Exercise instructions: Please copy every line from the following entries in which the word "Nandio" appears.

[Page and application data records]
★ ★ ★

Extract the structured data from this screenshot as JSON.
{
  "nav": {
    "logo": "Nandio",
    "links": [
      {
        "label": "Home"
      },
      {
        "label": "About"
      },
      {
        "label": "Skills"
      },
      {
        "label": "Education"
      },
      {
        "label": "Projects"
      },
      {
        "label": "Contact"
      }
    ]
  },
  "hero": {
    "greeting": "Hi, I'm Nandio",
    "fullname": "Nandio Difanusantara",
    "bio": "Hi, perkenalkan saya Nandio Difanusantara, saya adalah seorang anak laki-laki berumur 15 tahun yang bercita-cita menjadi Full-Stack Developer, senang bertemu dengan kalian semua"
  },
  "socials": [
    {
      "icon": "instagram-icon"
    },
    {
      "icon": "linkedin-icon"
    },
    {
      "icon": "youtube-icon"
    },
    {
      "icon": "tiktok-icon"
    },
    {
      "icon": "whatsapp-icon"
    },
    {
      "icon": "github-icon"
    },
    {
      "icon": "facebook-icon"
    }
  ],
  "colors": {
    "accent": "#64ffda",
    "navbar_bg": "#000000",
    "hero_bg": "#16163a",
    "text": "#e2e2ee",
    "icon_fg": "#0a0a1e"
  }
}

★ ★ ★

Your solution:
    "logo": "Nandio",
    "greeting": "Hi, I'm Nandio",
    "fullname": "Nandio Difanusantara",
    "bio": "Hi, perkenalkan saya Nandio Difanusantara, saya adalah seorang anak laki-laki berumur 15 tahun yang bercita-cita menjadi Full-Stack Developer, senang bertemu dengan kalian semua"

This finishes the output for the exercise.